Several people have lost their lives in the past one year by lynch mobs after rumours of child lifting triggered via messages on WhatsApp. The incidents elicited global outrage, making Whatsapp take strict action to curb it.
BBC News has also come out with special Indian coverage, putting forward its own solutions to the country’s building fake news crisis.
“Occasionally, fake news is created to cause mischief or financial gain — however articles from questionable sources can carry a more sinister intent. In India, the problem of how quickly fake news spreads on WhatsApp has become a big issue in recent months after it led to a spate of mob lynchings when false rumours were circulated about the victims,” Angus told IANS in an email interview.
“In many parts of the world, the proliferation of fake news is having a detrimental effect on people’s lives, their livelihoods and around national security. It is being used as a political tool to manipulate populations that have upcoming elections, and we have also seen that in India,” he added.
With India’s general elections coming up, Angus feels “it is vital people have access to news they can trust”.
“During the 2019 election campaign, we have pledged to provide a daily election BBC Reality Check service to India, debunking fake news as it happens and explain issues at the centre of the debates… BBC News is making even greater efforts to explain what type of information you are reading or watching, who and where the information is coming from and how a story was crafted the way it was.”
Angus believes the first solution is media literacy.
“If news consumers become educated in how to spot the signs of fakery, in how to cross-reference news sources and read the news items they get forwarded on WhatsApp with a critical eye, I believe we could significantly limit the reach of fake stories.
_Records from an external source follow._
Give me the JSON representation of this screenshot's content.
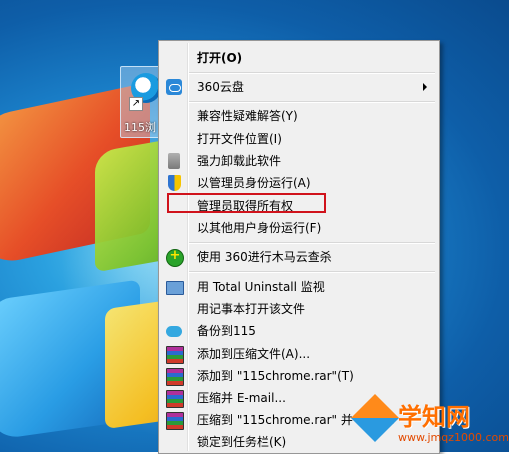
{
  "desktop": {
    "icon_caption": "115浏"
  },
  "menu": {
    "items": [
      {
        "label": "打开(O)",
        "icon": "none",
        "bold": true
      },
      {
        "label": "360云盘",
        "icon": "360-cloud-icon",
        "submenu": true
      },
      {
        "label": "兼容性疑难解答(Y)",
        "icon": "none"
      },
      {
        "label": "打开文件位置(I)",
        "icon": "none"
      },
      {
        "label": "强力卸载此软件",
        "icon": "trash-icon"
      },
      {
        "label": "以管理员身份运行(A)",
        "icon": "shield-icon"
      },
      {
        "label": "管理员取得所有权",
        "icon": "none",
        "highlighted": true
      },
      {
        "label": "以其他用户身份运行(F)",
        "icon": "none"
      },
      {
        "label": "使用 360进行木马云查杀",
        "icon": "360-scan-icon"
      },
      {
        "label": "用 Total Uninstall 监视",
        "icon": "monitor-icon"
      },
      {
        "label": "用记事本打开该文件",
        "icon": "none"
      },
      {
        "label": "备份到115",
        "icon": "cloud-icon"
      },
      {
        "label": "添加到压缩文件(A)...",
        "icon": "rar-icon"
      },
      {
        "label": "添加到 \"115chrome.rar\"(T)",
        "icon": "rar-icon"
      },
      {
        "label": "压缩并 E-mail...",
        "icon": "rar-icon"
      },
      {
        "label": "压缩到 \"115chrome.rar\" 并 E-mail",
        "icon": "rar-icon"
      },
      {
        "label": "锁定到任务栏(K)",
        "icon": "none"
      }
    ]
  },
  "watermark": {
    "title": "学知网",
    "url": "www.jmqz1000.com"
  },
  "colors": {
    "highlight_border": "#d0121b",
    "menu_bg": "#f0f0f0"
  }
}
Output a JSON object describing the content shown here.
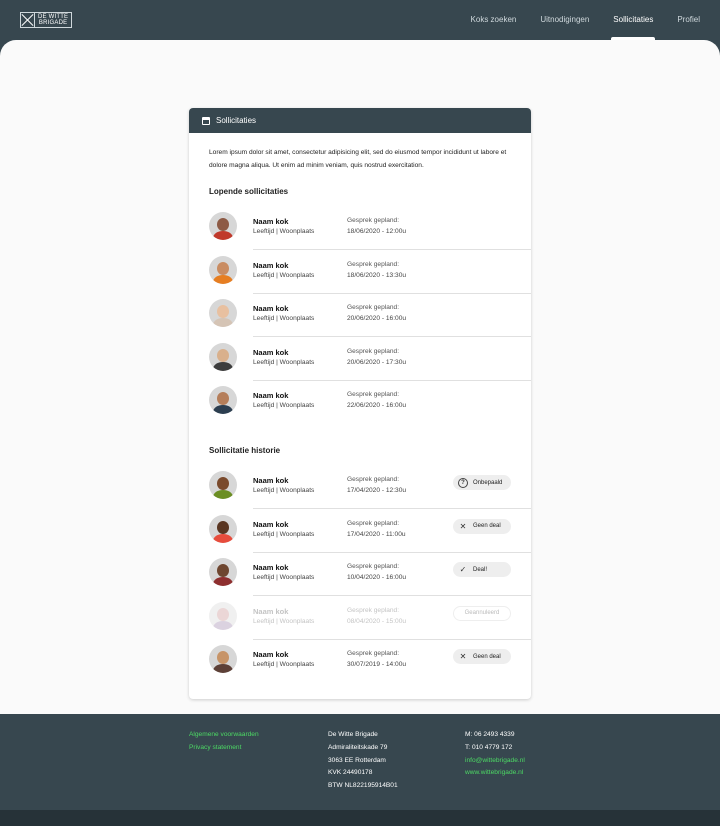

“This is why the BBC is launching a global ‘Beyond Fake News’ project which includes workshops to school pupils and college students in various locations across India. We also need better ways for people to report poor quality content, especially on chat apps, alongside steps to be taken to limit the speed a link can go viral from a handful of shares to several millions.
“So, the BBC is working with Indian chat platforms, primarily WhatsApp, and partnering with the Google News Initiative and Twitter to co-fund pan-Indian research on what are the fundamental drivers of fake news on messaging and social media platforms.”
Angus said “BBC’s historic investment in journalism in India means we are better placed than ever to tell India’s story to the world”.
“This month’s Fast Forward India season explores India’s rise to become a global leader in innovation and technology. India has some great success stories and we will have a wealth of coverage on BBC World News and BBC.com.
“The special coverage will culminate in November with a series of events on fake news and global media literacy. We will work in partnership with local organisations and India’s young people to find the best solutions to the challenges of fake news, as well as helping to find solutions to the problems of global media literacy which are as relevant in India as they are around the world.”